promet project as a whole [click to download as pdf]
The aim of
PROMET is to elucidate the mechanisms and the signature of
minimal residual disease in prostate cancer and to develop novel
therapeutic approaches to prevent the development of minimal
residual disease to overt metastasis. In close collaboration of
basic scientists with clinical researchers the pathways of
minimal residual disease are explored using functional genomics
and expression profiling as technology platforms, advanced
experimental models of minimal residual disease using
bioluminescence, multiphoton microscopy, nanotechnology and
optoacoustic technology for detection and treatment. Innovative
imaging and therapeutic strategies developed by the industry and
selected for their potential to enhance detection and eradicate
minimal residual disease are tested in preclinical models for
subsequent clinical evaluation.
The goal is to identify at least 2 signal transduction targets and to develop a diagnostic test for the detection of the presence of minimal residual disease and to define a novel therapeutic strategy for the treatment of this disease in prostate cancer. Thus, earlier detection and disease-specific treatment may decrease morbidity and mortality and ultimately have an impact on socio-economical costs.
In this targeted approach to combat minimal residual disease in prostate cancer we will pursue various levels at which we attack the malignant process and validate these at a phenotypic and functional level. We will be developing novel means of detecting and treating minimal residual disease. By integrating a variety of state of the art approaches, we aim at
- Identifying and validating at least 2 target genes for detection of minimal residual disease in prostate cancer
- Developing an integral in vivo model of minimal residual disease allowing the study of the mechanisms and signatures
- Evaluate the in vivo detection of minimal residual disease by means of nanoparticles and optoacoustics
- Developing a therapeutic strategy for the treatment of minimal residual disease in prostate cancer
The work of the consortium improved our understanding of
the mechanisms of minimal residual disease and has led
to the identification of a set of marker genes for the
detection of minimal residual disease. These are
currently being evaluated in retrospective clinical
sample sets and prospectively in lymph nodes of patients
undergoing radical prostatectomy. These results will be
compared to high end imaging modalities such as
diffusion weighted imaging analysis.
By means of iTRAQ proteomics 2 potential proteins of interest as potential markers have been isolated and are currently being evaluated and validated in different clinical sample sets. Taken together these data the consortium has been able to demonstrate that differential gene and protein expression of minimal residual disease exists. There is good preliminary evidence that minimal residual disease can be recognized and possibly targeted with such marker genes.

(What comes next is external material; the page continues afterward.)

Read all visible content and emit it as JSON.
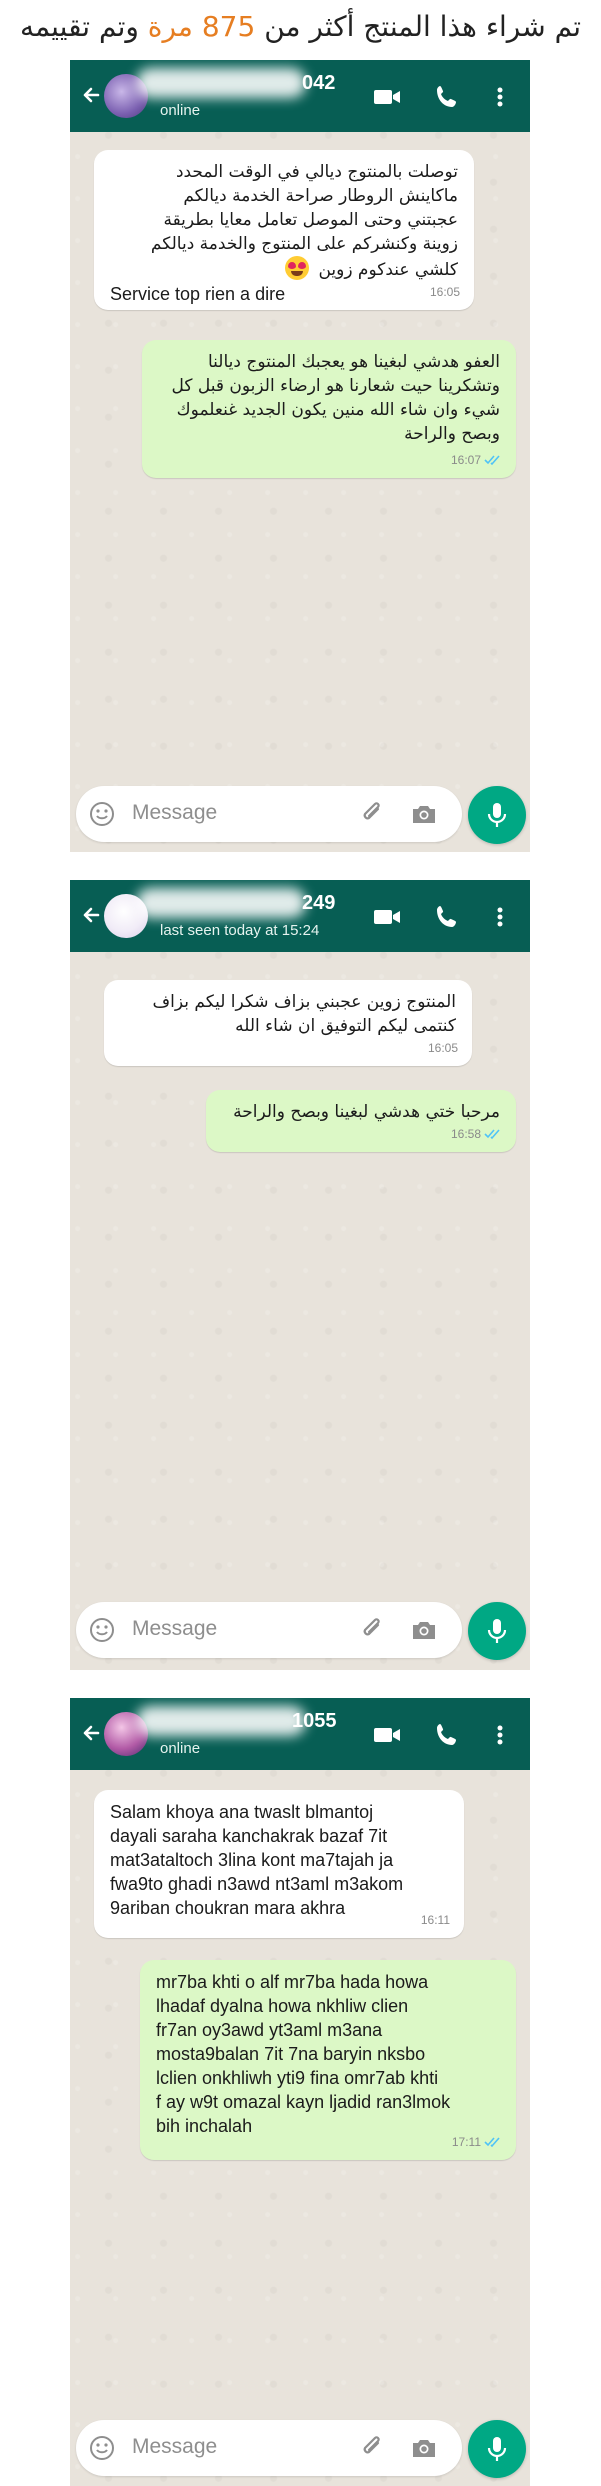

The development of different animal models addressing different issues of the problem of minimal residual disease using bioluminescence and thus significantly and drastically decreasing the number of experimental animals required for experiments has allowed to gain insight into the mechanisms and the gene expression involved. Experimental models cover hormone-sensitive prostate cancer and dormancy, which did not exist for prostate cancer until now and are important additions to the prostate cancer researchers’ armamentarium. In addition we have established a dorsal chamber metatarsal model for multiphoton fluorescent microscopy detection and quantification of micrometastases in vivo allowing to study the cellular mechanisms of homing, extravasation and implantation.
The consortium has validated the most promising markers in the literature. Results indicate a dire need of novel markers as the proposed markers did not increase prognostic and predictive information.
In close collaboration with the industry (Fukuda Denshi) we developed a novel optoacoustic instrument that allows to alternately record optoacoustic and ultrasound imaging and improved the hardware by decreasing reconstruction artifacts by different algorithms and displacement compensated averaging (DCA). These proposed methods are computationally inexpensive and make real-time imaging possible. Furthermore, we have been able to demonstrate that functionalized gold nanoparticles work as contrast agent for optoacoustics. Also in collaboration with the industry (Berthold) we have improved the sensitivity of CCD cameras for the detection of minimal residual disease, allowing to decrease the detection threshold to approximately 100 cells in vivo.
Treatment of minimal residual disease is challenging as chemotherapy aside few strategies exist. Chemotherapy can only interfere with dividing cells. As soon as cells are dormant or not proliferating, few options are available. Early treatment with bisphosphonates allows decreasing the number of metastases and the future tumor load. Further treatment approaches are being developed.
More information under promet publications.